Call of Duty Black Ops

Call of Duty: Black Ops is the seventh video console game in the COD series and was made available to an extremely eager fan base on Tuesday 9 November, 2010. When we say eager, we aren’t being sloppy with our words – over 5.6 million copies of the game were snapped up by players within the first 24 hours of it hitting the stores. That gave Call of Duty: Black Ops the world record for the fastest selling video games title in history, but the game also made headlines for a couple of other reasons, both of them rather controversial.

The first reason why Call of Duty: Black Ops caused controversy was because the storyline, which revolves around Cold War cover-ups, includes one mission where players have to try and assassinate Fidel Castro, former president of Cuba. This obviously didn't go down well in Cuba even though the game itself is not on sale in that country, and many Cubans complained that the mission as one that glorifies assassination and serves as a negative influence on American youths.

Of course, this isn’t the first time that the content of a COD game has caused controversy. A previous COD game made headlines for a mission which allowed players to take on the role of a terrorist attacking an airport, and in the wake of 9/11 that kind of mission was sure to grab plenty of attention. There were even calls for the title to be banned, but to the relief of players those calls weren’t acted upon. The Fidel Castro mission in Call of Duty: Black Ops is quite different from the terrorist plot, but it still raised quite a few eyebrows and was openly criticised on the website of the Cuban government.

The other reason why Call of Duty: Black Ops caused controversy was because of the general nature of the game. Like its predecessors, COD: Black Ops is a first-person shooter which involves killing the enemy (or rather, lots of enemies), and modern video games technology means that the experience of playing the game is incredibly realistic – so much so that in the UK the game can only be purchased by players aged 18 or over. The controversy here is that even though the game is labelled “adults only” many people under the age of 18 will play it even if they aren’t old enough to buy it, and some have argued that exposure to such realistic violence can have a negative psychological impact on younger players.
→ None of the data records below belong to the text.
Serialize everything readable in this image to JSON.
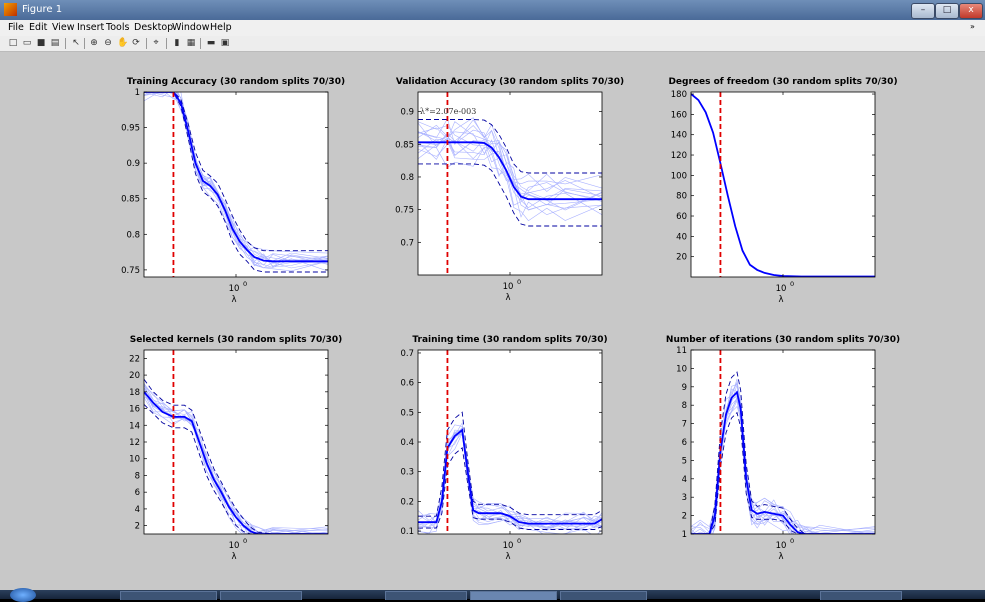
{
  "window": {
    "title": "Figure 1",
    "min_label": "–",
    "max_label": "□",
    "close_label": "x"
  },
  "menu": {
    "items": [
      "File",
      "Edit",
      "View",
      "Insert",
      "Tools",
      "Desktop",
      "Window",
      "Help"
    ],
    "arrow": "»"
  },
  "toolbar": {
    "icons": [
      "new-figure-icon",
      "open-file-icon",
      "save-icon",
      "print-icon",
      "pointer-icon",
      "zoom-in-icon",
      "zoom-out-icon",
      "pan-icon",
      "rotate-icon",
      "data-cursor-icon",
      "colorbar-icon",
      "legend-icon",
      "hide-plot-tools-icon",
      "show-plot-tools-icon"
    ]
  },
  "colors": {
    "mean": "#0000ff",
    "runs": "#aab2ff",
    "bands": "#0000a0",
    "vline": "#e00000",
    "figure_bg": "#c8c8c8"
  },
  "chart_data": [
    {
      "type": "line",
      "title": "Training Accuracy (30 random splits 70/30)",
      "xlabel": "λ",
      "xtick_label": "10",
      "xtick_exp": "0",
      "ylim": [
        0.74,
        1.0
      ],
      "yticks": [
        0.75,
        0.8,
        0.85,
        0.9,
        0.95,
        1
      ],
      "ytick_labels": [
        "0.75",
        "0.8",
        "0.85",
        "0.9",
        "0.95",
        "1"
      ],
      "selected_lambda_t": 0.16,
      "annotation": "",
      "t": [
        0,
        0.1,
        0.16,
        0.2,
        0.24,
        0.28,
        0.32,
        0.36,
        0.4,
        0.44,
        0.48,
        0.52,
        0.56,
        0.6,
        0.65,
        0.7,
        0.8,
        1.0
      ],
      "mean": [
        1.0,
        1.0,
        1.0,
        0.985,
        0.945,
        0.9,
        0.875,
        0.868,
        0.856,
        0.834,
        0.808,
        0.79,
        0.778,
        0.768,
        0.763,
        0.762,
        0.762,
        0.762
      ],
      "upper": [
        1.0,
        1.0,
        1.0,
        0.99,
        0.955,
        0.915,
        0.89,
        0.882,
        0.872,
        0.85,
        0.826,
        0.806,
        0.79,
        0.781,
        0.777,
        0.777,
        0.777,
        0.777
      ],
      "lower": [
        1.0,
        1.0,
        1.0,
        0.98,
        0.935,
        0.885,
        0.86,
        0.852,
        0.84,
        0.818,
        0.79,
        0.772,
        0.762,
        0.75,
        0.747,
        0.747,
        0.747,
        0.747
      ],
      "run_spread": 0.02
    },
    {
      "type": "line",
      "title": "Validation Accuracy (30 random splits 70/30)",
      "xlabel": "λ",
      "xtick_label": "10",
      "xtick_exp": "0",
      "ylim": [
        0.65,
        0.93
      ],
      "yticks": [
        0.7,
        0.75,
        0.8,
        0.85,
        0.9
      ],
      "ytick_labels": [
        "0.7",
        "0.75",
        "0.8",
        "0.85",
        "0.9"
      ],
      "selected_lambda_t": 0.16,
      "annotation": "λ*=2.07e-003",
      "t": [
        0,
        0.1,
        0.16,
        0.2,
        0.3,
        0.36,
        0.4,
        0.44,
        0.48,
        0.52,
        0.56,
        0.6,
        0.7,
        0.8,
        1.0
      ],
      "mean": [
        0.853,
        0.853,
        0.853,
        0.853,
        0.853,
        0.852,
        0.845,
        0.83,
        0.81,
        0.785,
        0.77,
        0.766,
        0.766,
        0.766,
        0.766
      ],
      "upper": [
        0.888,
        0.888,
        0.888,
        0.888,
        0.888,
        0.887,
        0.88,
        0.865,
        0.845,
        0.82,
        0.808,
        0.806,
        0.806,
        0.806,
        0.806
      ],
      "lower": [
        0.82,
        0.82,
        0.82,
        0.82,
        0.82,
        0.818,
        0.81,
        0.79,
        0.77,
        0.745,
        0.728,
        0.725,
        0.725,
        0.725,
        0.725
      ],
      "run_spread": 0.05
    },
    {
      "type": "line",
      "title": "Degrees of freedom (30 random splits 70/30)",
      "xlabel": "λ",
      "xtick_label": "10",
      "xtick_exp": "0",
      "ylim": [
        0,
        182
      ],
      "yticks": [
        20,
        40,
        60,
        80,
        100,
        120,
        140,
        160,
        180
      ],
      "ytick_labels": [
        "20",
        "40",
        "60",
        "80",
        "100",
        "120",
        "140",
        "160",
        "180"
      ],
      "selected_lambda_t": 0.16,
      "annotation": "",
      "t": [
        0,
        0.04,
        0.08,
        0.12,
        0.16,
        0.2,
        0.24,
        0.28,
        0.32,
        0.36,
        0.4,
        0.45,
        0.5,
        0.6,
        1.0
      ],
      "mean": [
        180,
        174,
        162,
        142,
        112,
        80,
        50,
        26,
        12,
        7,
        4,
        2,
        1,
        0.5,
        0.5
      ],
      "upper": [],
      "lower": [],
      "run_spread": 0
    },
    {
      "type": "line",
      "title": "Selected kernels  (30 random splits 70/30)",
      "xlabel": "λ",
      "xtick_label": "10",
      "xtick_exp": "0",
      "ylim": [
        1,
        23
      ],
      "yticks": [
        2,
        4,
        6,
        8,
        10,
        12,
        14,
        16,
        18,
        20,
        22
      ],
      "ytick_labels": [
        "2",
        "4",
        "6",
        "8",
        "10",
        "12",
        "14",
        "16",
        "18",
        "20",
        "22"
      ],
      "selected_lambda_t": 0.16,
      "annotation": "",
      "t": [
        0,
        0.05,
        0.1,
        0.16,
        0.22,
        0.26,
        0.3,
        0.34,
        0.38,
        0.42,
        0.46,
        0.5,
        0.54,
        0.58,
        0.62,
        0.7,
        1.0
      ],
      "mean": [
        18,
        16.7,
        15.6,
        15.0,
        15.0,
        14.5,
        12.0,
        9.5,
        7.5,
        6.0,
        4.3,
        3.0,
        2.0,
        1.3,
        1.0,
        1.0,
        1.0
      ],
      "upper": [
        19.5,
        18.0,
        17.0,
        16.4,
        16.4,
        15.8,
        13.5,
        11.0,
        8.8,
        7.2,
        5.5,
        4.0,
        2.8,
        1.8,
        1.2,
        1.0,
        1.0
      ],
      "lower": [
        16.5,
        15.4,
        14.3,
        13.7,
        13.7,
        13.2,
        10.6,
        8.0,
        6.2,
        4.8,
        3.2,
        2.0,
        1.3,
        1.0,
        1.0,
        1.0,
        1.0
      ],
      "run_spread": 1.5
    },
    {
      "type": "line",
      "title": "Training time  (30 random splits 70/30)",
      "xlabel": "λ",
      "xtick_label": "10",
      "xtick_exp": "0",
      "ylim": [
        0.09,
        0.71
      ],
      "yticks": [
        0.1,
        0.2,
        0.3,
        0.4,
        0.5,
        0.6,
        0.7
      ],
      "ytick_labels": [
        "0.1",
        "0.2",
        "0.3",
        "0.4",
        "0.5",
        "0.6",
        "0.7"
      ],
      "selected_lambda_t": 0.16,
      "annotation": "",
      "t": [
        0,
        0.06,
        0.1,
        0.13,
        0.16,
        0.2,
        0.24,
        0.27,
        0.3,
        0.33,
        0.38,
        0.45,
        0.5,
        0.55,
        0.6,
        0.7,
        0.8,
        0.9,
        0.96,
        1.0
      ],
      "mean": [
        0.13,
        0.13,
        0.13,
        0.2,
        0.38,
        0.42,
        0.44,
        0.3,
        0.17,
        0.16,
        0.16,
        0.16,
        0.15,
        0.13,
        0.125,
        0.125,
        0.125,
        0.125,
        0.125,
        0.14
      ],
      "upper": [
        0.15,
        0.15,
        0.15,
        0.25,
        0.44,
        0.48,
        0.5,
        0.34,
        0.2,
        0.19,
        0.19,
        0.19,
        0.18,
        0.16,
        0.155,
        0.155,
        0.155,
        0.155,
        0.155,
        0.17
      ],
      "lower": [
        0.11,
        0.11,
        0.11,
        0.16,
        0.32,
        0.36,
        0.38,
        0.26,
        0.145,
        0.14,
        0.14,
        0.14,
        0.13,
        0.11,
        0.105,
        0.105,
        0.105,
        0.105,
        0.105,
        0.115
      ],
      "run_spread": 0.05
    },
    {
      "type": "line",
      "title": "Number of iterations  (30 random splits 70/30)",
      "xlabel": "λ",
      "xtick_label": "10",
      "xtick_exp": "0",
      "ylim": [
        1,
        11
      ],
      "yticks": [
        1,
        2,
        3,
        4,
        5,
        6,
        7,
        8,
        9,
        10,
        11
      ],
      "ytick_labels": [
        "1",
        "2",
        "3",
        "4",
        "5",
        "6",
        "7",
        "8",
        "9",
        "10",
        "11"
      ],
      "selected_lambda_t": 0.16,
      "annotation": "",
      "t": [
        0,
        0.05,
        0.1,
        0.13,
        0.16,
        0.19,
        0.22,
        0.25,
        0.27,
        0.3,
        0.33,
        0.36,
        0.4,
        0.45,
        0.5,
        0.54,
        0.58,
        0.62,
        0.7,
        1.0
      ],
      "mean": [
        1,
        1,
        1,
        2.0,
        5.5,
        7.5,
        8.4,
        8.7,
        7.8,
        4.0,
        2.3,
        2.1,
        2.2,
        2.1,
        2.0,
        1.5,
        1.1,
        1.0,
        1.0,
        1.0
      ],
      "upper": [
        1,
        1,
        1,
        2.6,
        6.5,
        8.6,
        9.5,
        9.8,
        8.8,
        4.8,
        2.8,
        2.5,
        2.6,
        2.5,
        2.4,
        1.8,
        1.3,
        1.0,
        1.0,
        1.0
      ],
      "lower": [
        1,
        1,
        1,
        1.5,
        4.6,
        6.5,
        7.3,
        7.6,
        6.8,
        3.2,
        1.9,
        1.8,
        1.8,
        1.8,
        1.7,
        1.2,
        1.0,
        1.0,
        1.0,
        1.0
      ],
      "run_spread": 1.0
    }
  ]
}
This argument about the way in which video games might have a negative impact on “impressionable young players” is one that has been around for years, so it is no real surprise that it came up when COD: Black Ops was released. The same argument has been raised concerning the content of movies and even song lyrics, and in all cases it has never been resolved, and probably never will be. We therefore expect similar controversy to arise whenever the next installment of the COD franchise is released.

In the meantime, from a gaming perspective, Call of Duty: Black Ops is one of the finest first-person shooters released, and by COD standards that is quite an achievement. If you get the chance to play the game (and you are aged 18 or over) then it well worth checking out. And if you fancy having some COD fun in an online slots format, don’t forget to play the COD 4 slots game.